Alimony, or spousal support, is a crucial aspect of many divorce settlements. It can provide financial stability for the spouse with lower income or fewer resources. However, alimony payments can also have significant tax implications for both the payor and the recipient. This comprehensive guide will help you understand the tax consequences of alimony and how to navigate them effectively.
1. Alimony and Tax Deductions: The 2019 Change
Prior to 2019, alimony payments were tax-deductible for the payor and taxable income for the recipient. However, the Tax Cuts and Jobs Act (TCJA) changed this rule for divorce agreements finalized on or after January 1, 2019. For these agreements, alimony payments are no longer tax-deductible for the payor, and the recipient does not have to report them as taxable income.
This change can have a significant impact on the financial situation of both parties, as it may result in higher taxes for the payor and lower taxes for the recipient. It is essential to consider these tax implications when negotiating a divorce settlement.
2. Child Support vs. Alimony: Tax Differences
It is crucial to distinguish between child support and alimony payments, as they have different tax implications. Child support payments are not tax-deductible for the payor, and the recipient does not have to report them as taxable income.
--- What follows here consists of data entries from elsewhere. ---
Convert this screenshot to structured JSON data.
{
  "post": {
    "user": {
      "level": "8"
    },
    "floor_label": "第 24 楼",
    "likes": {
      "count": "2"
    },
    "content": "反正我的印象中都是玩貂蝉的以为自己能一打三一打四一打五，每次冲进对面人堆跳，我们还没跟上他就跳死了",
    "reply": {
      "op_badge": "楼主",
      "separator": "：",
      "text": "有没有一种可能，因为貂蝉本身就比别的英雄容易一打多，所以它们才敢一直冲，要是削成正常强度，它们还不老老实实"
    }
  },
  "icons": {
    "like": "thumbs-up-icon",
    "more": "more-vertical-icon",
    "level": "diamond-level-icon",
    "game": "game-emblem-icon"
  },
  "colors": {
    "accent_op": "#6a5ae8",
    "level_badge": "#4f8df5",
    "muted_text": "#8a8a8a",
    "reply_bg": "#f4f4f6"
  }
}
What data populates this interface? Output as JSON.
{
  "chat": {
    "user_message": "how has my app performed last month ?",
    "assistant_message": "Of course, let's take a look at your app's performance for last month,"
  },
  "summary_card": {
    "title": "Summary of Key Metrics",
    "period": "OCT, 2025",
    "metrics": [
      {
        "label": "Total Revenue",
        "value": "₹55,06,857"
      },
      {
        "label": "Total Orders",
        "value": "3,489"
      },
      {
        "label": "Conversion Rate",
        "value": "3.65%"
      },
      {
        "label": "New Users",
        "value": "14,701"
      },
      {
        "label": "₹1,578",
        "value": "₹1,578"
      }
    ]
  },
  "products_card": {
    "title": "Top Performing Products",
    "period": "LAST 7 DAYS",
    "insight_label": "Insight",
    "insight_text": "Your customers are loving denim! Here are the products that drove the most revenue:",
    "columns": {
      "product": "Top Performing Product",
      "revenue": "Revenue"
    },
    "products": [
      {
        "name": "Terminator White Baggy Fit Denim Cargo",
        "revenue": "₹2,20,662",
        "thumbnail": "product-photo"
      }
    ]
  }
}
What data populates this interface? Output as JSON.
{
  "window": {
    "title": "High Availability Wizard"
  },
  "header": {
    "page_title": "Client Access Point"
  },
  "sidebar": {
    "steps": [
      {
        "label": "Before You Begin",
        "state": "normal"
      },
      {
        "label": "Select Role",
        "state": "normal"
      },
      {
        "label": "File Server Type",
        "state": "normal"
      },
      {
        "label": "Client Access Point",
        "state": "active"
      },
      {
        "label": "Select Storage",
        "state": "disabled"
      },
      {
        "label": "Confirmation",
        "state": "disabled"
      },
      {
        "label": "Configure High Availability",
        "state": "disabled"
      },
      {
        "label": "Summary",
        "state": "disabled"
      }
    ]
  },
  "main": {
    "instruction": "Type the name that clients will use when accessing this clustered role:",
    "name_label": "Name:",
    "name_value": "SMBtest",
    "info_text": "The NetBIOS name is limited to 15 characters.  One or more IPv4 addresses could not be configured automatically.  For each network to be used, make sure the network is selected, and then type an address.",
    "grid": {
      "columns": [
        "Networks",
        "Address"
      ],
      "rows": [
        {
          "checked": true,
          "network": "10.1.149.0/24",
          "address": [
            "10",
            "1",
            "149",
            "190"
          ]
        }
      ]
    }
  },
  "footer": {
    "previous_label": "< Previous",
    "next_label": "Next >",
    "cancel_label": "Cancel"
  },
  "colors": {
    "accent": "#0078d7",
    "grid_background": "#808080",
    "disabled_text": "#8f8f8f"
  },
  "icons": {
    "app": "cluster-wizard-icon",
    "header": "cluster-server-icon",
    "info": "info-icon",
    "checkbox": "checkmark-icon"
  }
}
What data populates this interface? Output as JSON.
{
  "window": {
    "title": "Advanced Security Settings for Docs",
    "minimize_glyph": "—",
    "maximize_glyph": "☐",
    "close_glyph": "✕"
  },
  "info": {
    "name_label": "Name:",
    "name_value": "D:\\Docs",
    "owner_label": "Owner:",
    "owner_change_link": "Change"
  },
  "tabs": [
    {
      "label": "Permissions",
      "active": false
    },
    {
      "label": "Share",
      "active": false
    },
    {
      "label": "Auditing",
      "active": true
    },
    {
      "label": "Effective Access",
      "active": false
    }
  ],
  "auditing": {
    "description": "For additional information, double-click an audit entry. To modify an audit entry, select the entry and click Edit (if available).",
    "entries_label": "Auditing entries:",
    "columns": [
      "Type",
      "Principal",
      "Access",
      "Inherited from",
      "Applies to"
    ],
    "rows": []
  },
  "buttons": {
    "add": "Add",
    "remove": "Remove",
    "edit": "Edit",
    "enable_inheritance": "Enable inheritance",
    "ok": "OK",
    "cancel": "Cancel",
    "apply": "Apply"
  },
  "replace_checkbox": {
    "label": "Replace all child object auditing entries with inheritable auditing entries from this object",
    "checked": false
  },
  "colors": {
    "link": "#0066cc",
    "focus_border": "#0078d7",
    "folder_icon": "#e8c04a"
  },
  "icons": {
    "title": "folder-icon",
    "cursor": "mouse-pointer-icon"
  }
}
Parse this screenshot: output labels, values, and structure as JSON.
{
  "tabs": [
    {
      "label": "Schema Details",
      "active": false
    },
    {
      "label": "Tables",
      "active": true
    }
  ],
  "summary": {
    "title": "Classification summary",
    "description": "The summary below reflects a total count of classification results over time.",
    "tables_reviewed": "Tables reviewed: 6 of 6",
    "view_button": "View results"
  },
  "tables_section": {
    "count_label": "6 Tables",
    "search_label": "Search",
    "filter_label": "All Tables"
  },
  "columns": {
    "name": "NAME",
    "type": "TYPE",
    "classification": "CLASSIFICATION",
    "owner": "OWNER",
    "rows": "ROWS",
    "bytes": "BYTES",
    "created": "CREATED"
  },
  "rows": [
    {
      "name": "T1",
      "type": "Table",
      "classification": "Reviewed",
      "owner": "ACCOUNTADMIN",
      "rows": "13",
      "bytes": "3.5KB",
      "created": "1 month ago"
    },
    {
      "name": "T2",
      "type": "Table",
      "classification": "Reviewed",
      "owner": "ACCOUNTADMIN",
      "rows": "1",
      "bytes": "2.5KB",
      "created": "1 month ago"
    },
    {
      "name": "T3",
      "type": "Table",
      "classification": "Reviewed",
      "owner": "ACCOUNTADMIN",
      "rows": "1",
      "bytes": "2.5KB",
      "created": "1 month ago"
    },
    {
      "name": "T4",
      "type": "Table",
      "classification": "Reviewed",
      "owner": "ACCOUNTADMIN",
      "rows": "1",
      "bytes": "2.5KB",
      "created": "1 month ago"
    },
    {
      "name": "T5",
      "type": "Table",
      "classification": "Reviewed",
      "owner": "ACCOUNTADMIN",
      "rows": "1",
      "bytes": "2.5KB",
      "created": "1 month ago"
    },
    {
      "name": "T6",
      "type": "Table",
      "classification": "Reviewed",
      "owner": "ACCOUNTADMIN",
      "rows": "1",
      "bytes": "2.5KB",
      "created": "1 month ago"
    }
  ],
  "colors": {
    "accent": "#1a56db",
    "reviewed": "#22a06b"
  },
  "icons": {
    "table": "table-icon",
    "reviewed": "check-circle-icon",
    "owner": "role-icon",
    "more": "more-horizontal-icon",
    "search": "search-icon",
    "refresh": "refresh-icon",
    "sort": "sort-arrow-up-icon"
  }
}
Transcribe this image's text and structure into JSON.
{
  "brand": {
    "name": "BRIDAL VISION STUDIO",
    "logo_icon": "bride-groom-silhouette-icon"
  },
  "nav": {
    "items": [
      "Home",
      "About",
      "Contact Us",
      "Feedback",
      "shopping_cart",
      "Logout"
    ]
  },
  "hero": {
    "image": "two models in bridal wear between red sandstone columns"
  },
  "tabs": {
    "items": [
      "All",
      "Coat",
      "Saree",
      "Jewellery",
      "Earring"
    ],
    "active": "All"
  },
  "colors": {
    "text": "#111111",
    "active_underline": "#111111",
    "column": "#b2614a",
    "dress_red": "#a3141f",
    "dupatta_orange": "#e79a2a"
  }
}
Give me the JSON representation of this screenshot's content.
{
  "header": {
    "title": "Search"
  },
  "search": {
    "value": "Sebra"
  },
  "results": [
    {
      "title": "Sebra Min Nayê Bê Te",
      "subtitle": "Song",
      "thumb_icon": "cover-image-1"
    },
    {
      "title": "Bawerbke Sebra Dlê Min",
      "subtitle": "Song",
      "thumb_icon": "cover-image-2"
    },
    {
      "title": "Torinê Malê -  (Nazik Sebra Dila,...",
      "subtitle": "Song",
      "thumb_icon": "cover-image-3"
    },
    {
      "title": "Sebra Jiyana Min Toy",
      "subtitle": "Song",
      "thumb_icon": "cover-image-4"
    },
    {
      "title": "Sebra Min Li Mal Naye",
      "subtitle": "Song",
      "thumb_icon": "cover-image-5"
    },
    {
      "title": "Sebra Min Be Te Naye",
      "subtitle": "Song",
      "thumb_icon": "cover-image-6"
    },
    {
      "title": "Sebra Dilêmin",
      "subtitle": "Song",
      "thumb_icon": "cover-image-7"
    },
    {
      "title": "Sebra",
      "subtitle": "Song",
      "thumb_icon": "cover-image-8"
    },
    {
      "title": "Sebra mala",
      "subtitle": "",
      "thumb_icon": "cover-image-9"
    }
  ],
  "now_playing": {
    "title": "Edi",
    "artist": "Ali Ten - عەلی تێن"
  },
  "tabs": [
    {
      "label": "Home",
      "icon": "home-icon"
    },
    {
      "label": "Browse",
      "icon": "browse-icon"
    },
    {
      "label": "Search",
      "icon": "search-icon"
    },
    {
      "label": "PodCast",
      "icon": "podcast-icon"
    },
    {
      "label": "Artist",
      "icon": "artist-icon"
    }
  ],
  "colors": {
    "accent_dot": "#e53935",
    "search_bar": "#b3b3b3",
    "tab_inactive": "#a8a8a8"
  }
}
In contrast, alimony payments may have tax consequences, as discussed above.
When negotiating a divorce settlement, it is essential to clearly specify which payments are intended for child support and which are for alimony. This will help avoid confusion and potential tax issues in the future.
3. Modifying Existing Alimony Agreements
If you have an existing alimony agreement that was finalized before January 1, 2019, the old tax rules still apply. However, if you modify the agreement after this date, the new tax rules may apply, depending on the terms of the modification.
If the modification explicitly states that the TCJA rules should apply, then the new tax rules will take effect. If the modification does not mention the TCJA, the old tax rules will continue to apply. It is essential to consult with a knowledgeable family law attorney when modifying an alimony agreement to ensure that you understand the tax implications of any changes.
4. Tax Filing Tips for Alimony Recipients and Payors
- Keep accurate records: Both the payor and recipient should maintain detailed records of alimony payments, including dates, amounts, and check numbers. This will help in case of an audit or dispute.
- Report alimony accurately: If you are required to report alimony as taxable income (for agreements finalized before 2019), be sure to do so accurately on your tax return. The IRS may compare your reported income with the payor's deductions, so it is crucial to be consistent.
- Consult a tax professional: Navigating the tax implications of alimony can be complicated, so it is wise to consult with a tax professional to ensure that you are handling your taxes correctly.
Understanding the tax implications of alimony is essential for both the payor and the recipient. If you need assistance with alimony negotiations, modifications, or understanding the tax consequences, the experienced family law attorneys at Camarata & Fuller, LLP can help. With our expertise in Alimony and Taxes: What You Need to Know, we can guide you through the process and ensure that your financial interests are protected. Contact us today to schedule a consultation.